▶ Task goal
Filter the records, keeping every line that has the string "length".

** Opening Task material block **

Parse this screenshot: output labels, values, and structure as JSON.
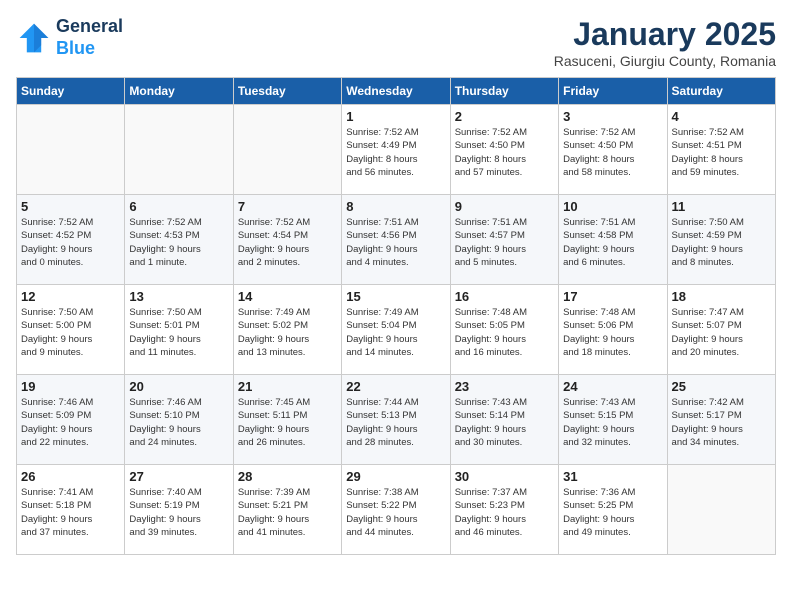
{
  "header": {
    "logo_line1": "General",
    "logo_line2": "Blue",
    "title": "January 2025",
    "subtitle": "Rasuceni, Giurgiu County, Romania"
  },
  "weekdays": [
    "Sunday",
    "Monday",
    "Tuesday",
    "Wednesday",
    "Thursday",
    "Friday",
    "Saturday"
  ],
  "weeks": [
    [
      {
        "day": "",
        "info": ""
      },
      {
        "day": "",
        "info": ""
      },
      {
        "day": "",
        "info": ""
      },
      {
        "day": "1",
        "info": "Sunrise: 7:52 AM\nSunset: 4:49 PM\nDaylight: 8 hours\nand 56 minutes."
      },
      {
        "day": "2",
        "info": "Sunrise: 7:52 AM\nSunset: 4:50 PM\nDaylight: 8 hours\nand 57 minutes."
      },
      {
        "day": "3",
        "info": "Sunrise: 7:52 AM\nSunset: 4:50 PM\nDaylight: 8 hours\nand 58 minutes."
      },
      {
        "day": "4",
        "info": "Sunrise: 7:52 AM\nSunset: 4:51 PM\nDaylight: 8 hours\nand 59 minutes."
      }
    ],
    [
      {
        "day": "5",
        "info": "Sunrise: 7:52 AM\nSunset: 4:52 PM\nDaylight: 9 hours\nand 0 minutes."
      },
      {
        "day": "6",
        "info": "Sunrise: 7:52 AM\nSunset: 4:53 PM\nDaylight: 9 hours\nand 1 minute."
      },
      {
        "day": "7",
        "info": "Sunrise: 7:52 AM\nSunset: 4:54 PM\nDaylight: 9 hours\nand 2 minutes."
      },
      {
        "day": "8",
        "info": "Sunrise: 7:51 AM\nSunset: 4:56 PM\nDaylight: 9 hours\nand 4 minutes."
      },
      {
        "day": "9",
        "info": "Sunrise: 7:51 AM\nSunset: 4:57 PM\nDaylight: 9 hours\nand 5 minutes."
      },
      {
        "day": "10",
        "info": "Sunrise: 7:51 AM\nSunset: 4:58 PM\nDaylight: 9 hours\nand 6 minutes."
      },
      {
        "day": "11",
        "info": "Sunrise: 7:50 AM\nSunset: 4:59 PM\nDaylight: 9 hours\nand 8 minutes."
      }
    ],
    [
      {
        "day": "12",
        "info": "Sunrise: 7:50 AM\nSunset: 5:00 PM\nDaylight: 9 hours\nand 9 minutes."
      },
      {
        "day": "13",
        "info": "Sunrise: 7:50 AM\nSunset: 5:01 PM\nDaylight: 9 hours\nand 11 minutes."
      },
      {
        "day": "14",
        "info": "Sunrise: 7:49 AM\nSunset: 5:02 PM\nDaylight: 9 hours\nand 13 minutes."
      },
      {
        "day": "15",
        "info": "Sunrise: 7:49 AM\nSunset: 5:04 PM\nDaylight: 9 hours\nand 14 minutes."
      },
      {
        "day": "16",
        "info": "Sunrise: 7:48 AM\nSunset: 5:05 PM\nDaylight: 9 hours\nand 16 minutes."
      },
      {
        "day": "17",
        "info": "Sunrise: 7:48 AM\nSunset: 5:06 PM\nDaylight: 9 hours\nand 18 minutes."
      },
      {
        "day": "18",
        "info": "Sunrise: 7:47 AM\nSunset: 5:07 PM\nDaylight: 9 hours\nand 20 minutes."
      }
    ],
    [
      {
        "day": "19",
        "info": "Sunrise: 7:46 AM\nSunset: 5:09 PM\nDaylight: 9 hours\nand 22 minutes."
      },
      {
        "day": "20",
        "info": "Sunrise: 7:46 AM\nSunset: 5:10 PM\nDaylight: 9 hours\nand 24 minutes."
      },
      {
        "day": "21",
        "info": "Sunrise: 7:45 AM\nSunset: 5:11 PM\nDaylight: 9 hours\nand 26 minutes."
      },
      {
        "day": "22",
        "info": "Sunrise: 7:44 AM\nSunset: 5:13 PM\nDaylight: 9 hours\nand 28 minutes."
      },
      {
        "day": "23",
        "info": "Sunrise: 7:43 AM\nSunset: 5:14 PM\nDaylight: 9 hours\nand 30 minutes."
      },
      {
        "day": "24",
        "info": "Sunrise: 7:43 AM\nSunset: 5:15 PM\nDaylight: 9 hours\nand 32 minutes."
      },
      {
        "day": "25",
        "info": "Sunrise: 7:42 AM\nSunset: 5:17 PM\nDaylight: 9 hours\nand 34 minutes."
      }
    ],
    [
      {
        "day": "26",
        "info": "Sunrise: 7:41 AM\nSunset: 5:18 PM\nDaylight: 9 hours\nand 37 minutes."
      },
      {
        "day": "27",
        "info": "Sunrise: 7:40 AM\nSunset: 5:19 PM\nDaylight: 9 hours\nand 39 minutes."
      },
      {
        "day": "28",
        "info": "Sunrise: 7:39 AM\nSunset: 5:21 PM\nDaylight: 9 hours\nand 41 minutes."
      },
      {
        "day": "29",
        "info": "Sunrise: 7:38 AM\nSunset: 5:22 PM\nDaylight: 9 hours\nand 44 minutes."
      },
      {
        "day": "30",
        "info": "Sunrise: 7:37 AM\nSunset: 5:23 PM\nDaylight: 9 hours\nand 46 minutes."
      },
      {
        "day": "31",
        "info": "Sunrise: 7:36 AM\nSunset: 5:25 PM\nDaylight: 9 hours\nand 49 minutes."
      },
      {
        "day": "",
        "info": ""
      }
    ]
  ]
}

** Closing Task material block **
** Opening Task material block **

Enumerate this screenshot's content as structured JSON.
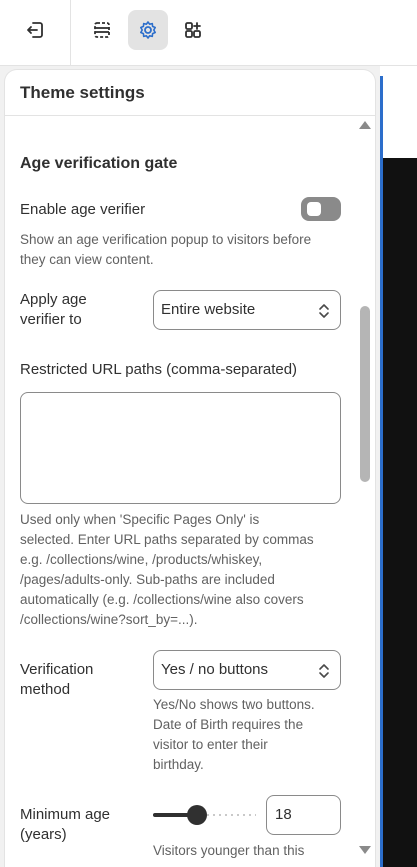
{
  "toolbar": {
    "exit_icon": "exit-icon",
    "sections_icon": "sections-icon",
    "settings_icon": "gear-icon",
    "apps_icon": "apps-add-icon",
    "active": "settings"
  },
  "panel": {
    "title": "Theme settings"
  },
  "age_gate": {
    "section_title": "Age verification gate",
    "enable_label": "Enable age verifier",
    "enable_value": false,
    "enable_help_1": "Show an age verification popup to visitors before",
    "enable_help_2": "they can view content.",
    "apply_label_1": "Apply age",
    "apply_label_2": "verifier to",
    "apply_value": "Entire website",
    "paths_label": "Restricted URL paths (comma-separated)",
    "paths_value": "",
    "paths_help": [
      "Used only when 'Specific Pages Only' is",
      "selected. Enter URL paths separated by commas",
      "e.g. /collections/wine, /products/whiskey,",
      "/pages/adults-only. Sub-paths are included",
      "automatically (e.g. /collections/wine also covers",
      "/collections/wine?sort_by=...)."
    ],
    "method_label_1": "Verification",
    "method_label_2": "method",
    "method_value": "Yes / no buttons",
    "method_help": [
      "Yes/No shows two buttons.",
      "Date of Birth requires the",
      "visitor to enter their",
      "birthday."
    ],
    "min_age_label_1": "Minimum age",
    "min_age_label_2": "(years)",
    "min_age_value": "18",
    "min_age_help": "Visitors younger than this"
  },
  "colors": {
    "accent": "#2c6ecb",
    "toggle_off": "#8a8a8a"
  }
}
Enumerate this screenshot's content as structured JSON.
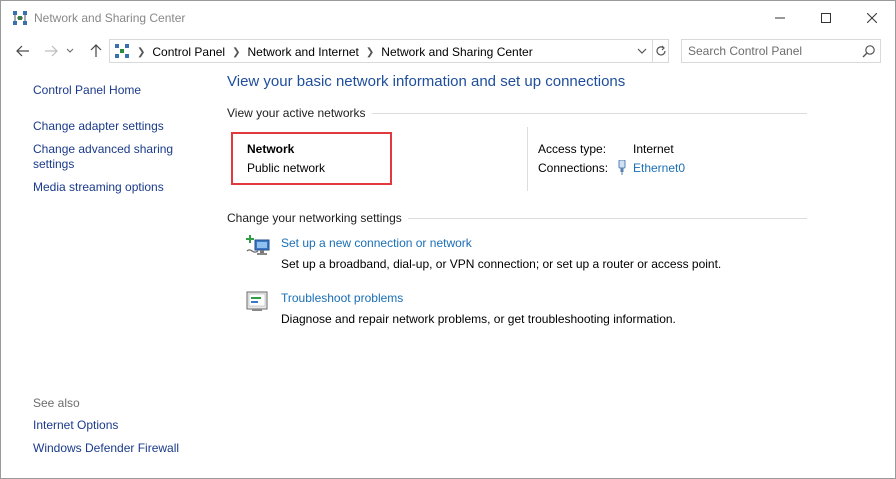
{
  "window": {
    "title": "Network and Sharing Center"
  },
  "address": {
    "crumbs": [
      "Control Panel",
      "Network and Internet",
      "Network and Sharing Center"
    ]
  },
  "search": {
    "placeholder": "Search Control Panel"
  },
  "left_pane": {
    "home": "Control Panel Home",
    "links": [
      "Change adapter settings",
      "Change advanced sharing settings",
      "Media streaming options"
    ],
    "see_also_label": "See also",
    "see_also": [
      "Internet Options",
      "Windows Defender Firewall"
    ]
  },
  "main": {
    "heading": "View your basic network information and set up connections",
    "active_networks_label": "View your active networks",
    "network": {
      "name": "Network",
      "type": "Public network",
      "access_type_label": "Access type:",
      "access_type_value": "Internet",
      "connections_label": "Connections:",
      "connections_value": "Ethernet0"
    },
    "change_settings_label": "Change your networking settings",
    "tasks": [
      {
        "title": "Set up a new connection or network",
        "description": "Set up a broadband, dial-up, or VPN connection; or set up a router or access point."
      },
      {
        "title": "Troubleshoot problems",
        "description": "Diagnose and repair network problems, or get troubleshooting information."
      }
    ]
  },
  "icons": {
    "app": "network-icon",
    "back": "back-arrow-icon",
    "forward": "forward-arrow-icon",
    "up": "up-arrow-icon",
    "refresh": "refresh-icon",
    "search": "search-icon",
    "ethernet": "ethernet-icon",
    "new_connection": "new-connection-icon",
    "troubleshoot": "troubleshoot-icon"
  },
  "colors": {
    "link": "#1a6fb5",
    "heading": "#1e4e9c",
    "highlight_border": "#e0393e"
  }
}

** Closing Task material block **
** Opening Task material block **

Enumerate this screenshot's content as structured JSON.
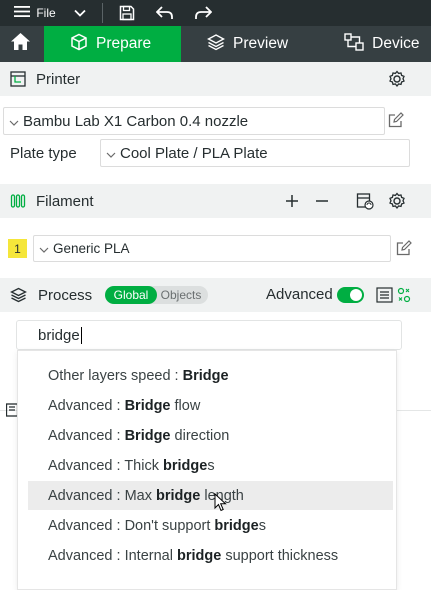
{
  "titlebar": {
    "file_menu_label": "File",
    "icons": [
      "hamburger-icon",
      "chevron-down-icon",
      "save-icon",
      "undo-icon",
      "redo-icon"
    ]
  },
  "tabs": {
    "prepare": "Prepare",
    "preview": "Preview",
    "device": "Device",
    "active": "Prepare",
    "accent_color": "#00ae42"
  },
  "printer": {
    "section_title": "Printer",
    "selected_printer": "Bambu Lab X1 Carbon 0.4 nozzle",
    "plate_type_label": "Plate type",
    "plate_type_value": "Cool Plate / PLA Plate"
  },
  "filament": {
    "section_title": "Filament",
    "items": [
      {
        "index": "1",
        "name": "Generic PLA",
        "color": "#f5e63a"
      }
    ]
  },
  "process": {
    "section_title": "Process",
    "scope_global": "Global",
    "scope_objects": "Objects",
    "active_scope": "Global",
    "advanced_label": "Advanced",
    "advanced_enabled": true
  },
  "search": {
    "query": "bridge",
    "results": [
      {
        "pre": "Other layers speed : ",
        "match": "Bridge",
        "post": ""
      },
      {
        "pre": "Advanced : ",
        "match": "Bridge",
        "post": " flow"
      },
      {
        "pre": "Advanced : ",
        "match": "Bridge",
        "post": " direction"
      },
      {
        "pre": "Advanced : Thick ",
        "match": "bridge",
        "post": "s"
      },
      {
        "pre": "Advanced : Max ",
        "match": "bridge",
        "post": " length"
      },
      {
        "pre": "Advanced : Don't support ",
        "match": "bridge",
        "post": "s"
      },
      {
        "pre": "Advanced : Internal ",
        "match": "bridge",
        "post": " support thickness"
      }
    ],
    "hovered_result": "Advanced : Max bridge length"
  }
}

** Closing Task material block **

▶ Completed exercise
        "post": " length"
    "hovered_result": "Advanced : Max bridge length"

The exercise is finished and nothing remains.